"""

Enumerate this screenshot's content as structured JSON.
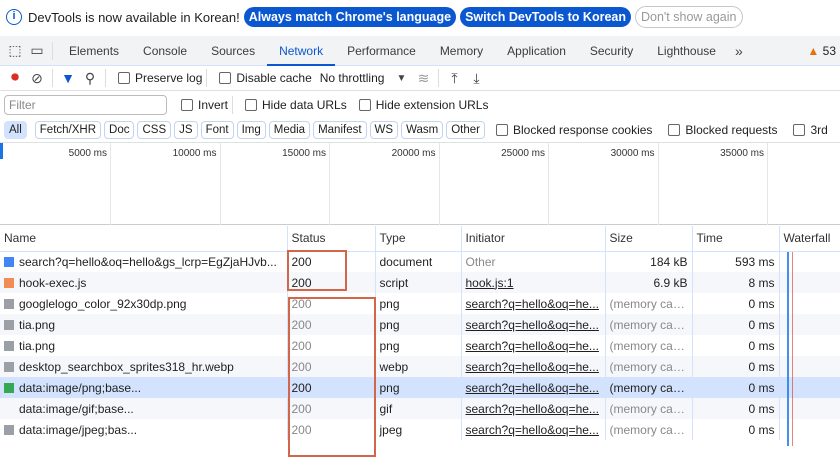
{
  "banner": {
    "message": "DevTools is now available in Korean!",
    "btn_match": "Always match Chrome's language",
    "btn_switch": "Switch DevTools to Korean",
    "btn_dismiss": "Don't show again"
  },
  "tabs": [
    "Elements",
    "Console",
    "Sources",
    "Network",
    "Performance",
    "Memory",
    "Application",
    "Security",
    "Lighthouse"
  ],
  "active_tab": "Network",
  "warnings": "53",
  "toolbar": {
    "preserve_log": "Preserve log",
    "disable_cache": "Disable cache",
    "throttling": "No throttling"
  },
  "filter": {
    "placeholder": "Filter",
    "invert": "Invert",
    "hide_data": "Hide data URLs",
    "hide_ext": "Hide extension URLs"
  },
  "types": [
    "All",
    "Fetch/XHR",
    "Doc",
    "CSS",
    "JS",
    "Font",
    "Img",
    "Media",
    "Manifest",
    "WS",
    "Wasm",
    "Other"
  ],
  "type_checks": [
    "Blocked response cookies",
    "Blocked requests",
    "3rd"
  ],
  "timeline_ticks": [
    "5000 ms",
    "10000 ms",
    "15000 ms",
    "20000 ms",
    "25000 ms",
    "30000 ms",
    "35000 ms",
    "40"
  ],
  "columns": [
    "Name",
    "Status",
    "Type",
    "Initiator",
    "Size",
    "Time",
    "Waterfall"
  ],
  "rows": [
    {
      "name": "search?q=hello&oq=hello&gs_lcrp=EgZjaHJvb...",
      "status": "200",
      "type": "document",
      "initiator": "Other",
      "size": "184 kB",
      "time": "593 ms",
      "icon": "document-icon"
    },
    {
      "name": "hook-exec.js",
      "status": "200",
      "type": "script",
      "initiator": "hook.js:1",
      "size": "6.9 kB",
      "time": "8 ms",
      "icon": "script-icon"
    },
    {
      "name": "googlelogo_color_92x30dp.png",
      "status": "200",
      "type": "png",
      "initiator": "search?q=hello&oq=he...",
      "size": "(memory cac...",
      "time": "0 ms",
      "icon": "image-icon"
    },
    {
      "name": "tia.png",
      "status": "200",
      "type": "png",
      "initiator": "search?q=hello&oq=he...",
      "size": "(memory cac...",
      "time": "0 ms",
      "icon": "image-icon"
    },
    {
      "name": "tia.png",
      "status": "200",
      "type": "png",
      "initiator": "search?q=hello&oq=he...",
      "size": "(memory cac...",
      "time": "0 ms",
      "icon": "image-icon"
    },
    {
      "name": "desktop_searchbox_sprites318_hr.webp",
      "status": "200",
      "type": "webp",
      "initiator": "search?q=hello&oq=he...",
      "size": "(memory cac...",
      "time": "0 ms",
      "icon": "image-icon"
    },
    {
      "name": "data:image/png;base...",
      "status": "200",
      "type": "png",
      "initiator": "search?q=hello&oq=he...",
      "size": "(memory cac...",
      "time": "0 ms",
      "icon": "image-icon"
    },
    {
      "name": "data:image/gif;base...",
      "status": "200",
      "type": "gif",
      "initiator": "search?q=hello&oq=he...",
      "size": "(memory cac...",
      "time": "0 ms",
      "icon": "image-icon"
    },
    {
      "name": "data:image/jpeg;bas...",
      "status": "200",
      "type": "jpeg",
      "initiator": "search?q=hello&oq=he...",
      "size": "(memory cac...",
      "time": "0 ms",
      "icon": "image-icon"
    }
  ]
}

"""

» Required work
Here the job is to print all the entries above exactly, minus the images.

» Solution to the exercise
Enumerate this screenshot's content as structured JSON.
{
  "banner": {
    "message": "DevTools is now available in Korean!",
    "btn_match": "Always match Chrome's language",
    "btn_switch": "Switch DevTools to Korean",
    "btn_dismiss": "Don't show again"
  },
  "tabs": [
    "Elements",
    "Console",
    "Sources",
    "Network",
    "Performance",
    "Memory",
    "Application",
    "Security",
    "Lighthouse"
  ],
  "active_tab": "Network",
  "warnings": "53",
  "toolbar": {
    "preserve_log": "Preserve log",
    "disable_cache": "Disable cache",
    "throttling": "No throttling"
  },
  "filter": {
    "placeholder": "Filter",
    "invert": "Invert",
    "hide_data": "Hide data URLs",
    "hide_ext": "Hide extension URLs"
  },
  "types": [
    "All",
    "Fetch/XHR",
    "Doc",
    "CSS",
    "JS",
    "Font",
    "Img",
    "Media",
    "Manifest",
    "WS",
    "Wasm",
    "Other"
  ],
  "type_checks": [
    "Blocked response cookies",
    "Blocked requests",
    "3rd"
  ],
  "timeline_ticks": [
    "5000 ms",
    "10000 ms",
    "15000 ms",
    "20000 ms",
    "25000 ms",
    "30000 ms",
    "35000 ms",
    "40"
  ],
  "columns": [
    "Name",
    "Status",
    "Type",
    "Initiator",
    "Size",
    "Time",
    "Waterfall"
  ],
  "rows": [
    {
      "name": "search?q=hello&oq=hello&gs_lcrp=EgZjaHJvb...",
      "status": "200",
      "type": "document",
      "initiator": "Other",
      "size": "184 kB",
      "time": "593 ms",
      "icon": "document-icon"
    },
    {
      "name": "hook-exec.js",
      "status": "200",
      "type": "script",
      "initiator": "hook.js:1",
      "size": "6.9 kB",
      "time": "8 ms",
      "icon": "script-icon"
    },
    {
      "name": "googlelogo_color_92x30dp.png",
      "status": "200",
      "type": "png",
      "initiator": "search?q=hello&oq=he...",
      "size": "(memory cac...",
      "time": "0 ms",
      "icon": "image-icon"
    },
    {
      "name": "tia.png",
      "status": "200",
      "type": "png",
      "initiator": "search?q=hello&oq=he...",
      "size": "(memory cac...",
      "time": "0 ms",
      "icon": "image-icon"
    },
    {
      "name": "tia.png",
      "status": "200",
      "type": "png",
      "initiator": "search?q=hello&oq=he...",
      "size": "(memory cac...",
      "time": "0 ms",
      "icon": "image-icon"
    },
    {
      "name": "desktop_searchbox_sprites318_hr.webp",
      "status": "200",
      "type": "webp",
      "initiator": "search?q=hello&oq=he...",
      "size": "(memory cac...",
      "time": "0 ms",
      "icon": "image-icon"
    },
    {
      "name": "data:image/png;base...",
      "status": "200",
      "type": "png",
      "initiator": "search?q=hello&oq=he...",
      "size": "(memory cac...",
      "time": "0 ms",
      "icon": "image-icon"
    },
    {
      "name": "data:image/gif;base...",
      "status": "200",
      "type": "gif",
      "initiator": "search?q=hello&oq=he...",
      "size": "(memory cac...",
      "time": "0 ms",
      "icon": "image-icon"
    },
    {
      "name": "data:image/jpeg;bas...",
      "status": "200",
      "type": "jpeg",
      "initiator": "search?q=hello&oq=he...",
      "size": "(memory cac...",
      "time": "0 ms",
      "icon": "image-icon"
    }
  ]
}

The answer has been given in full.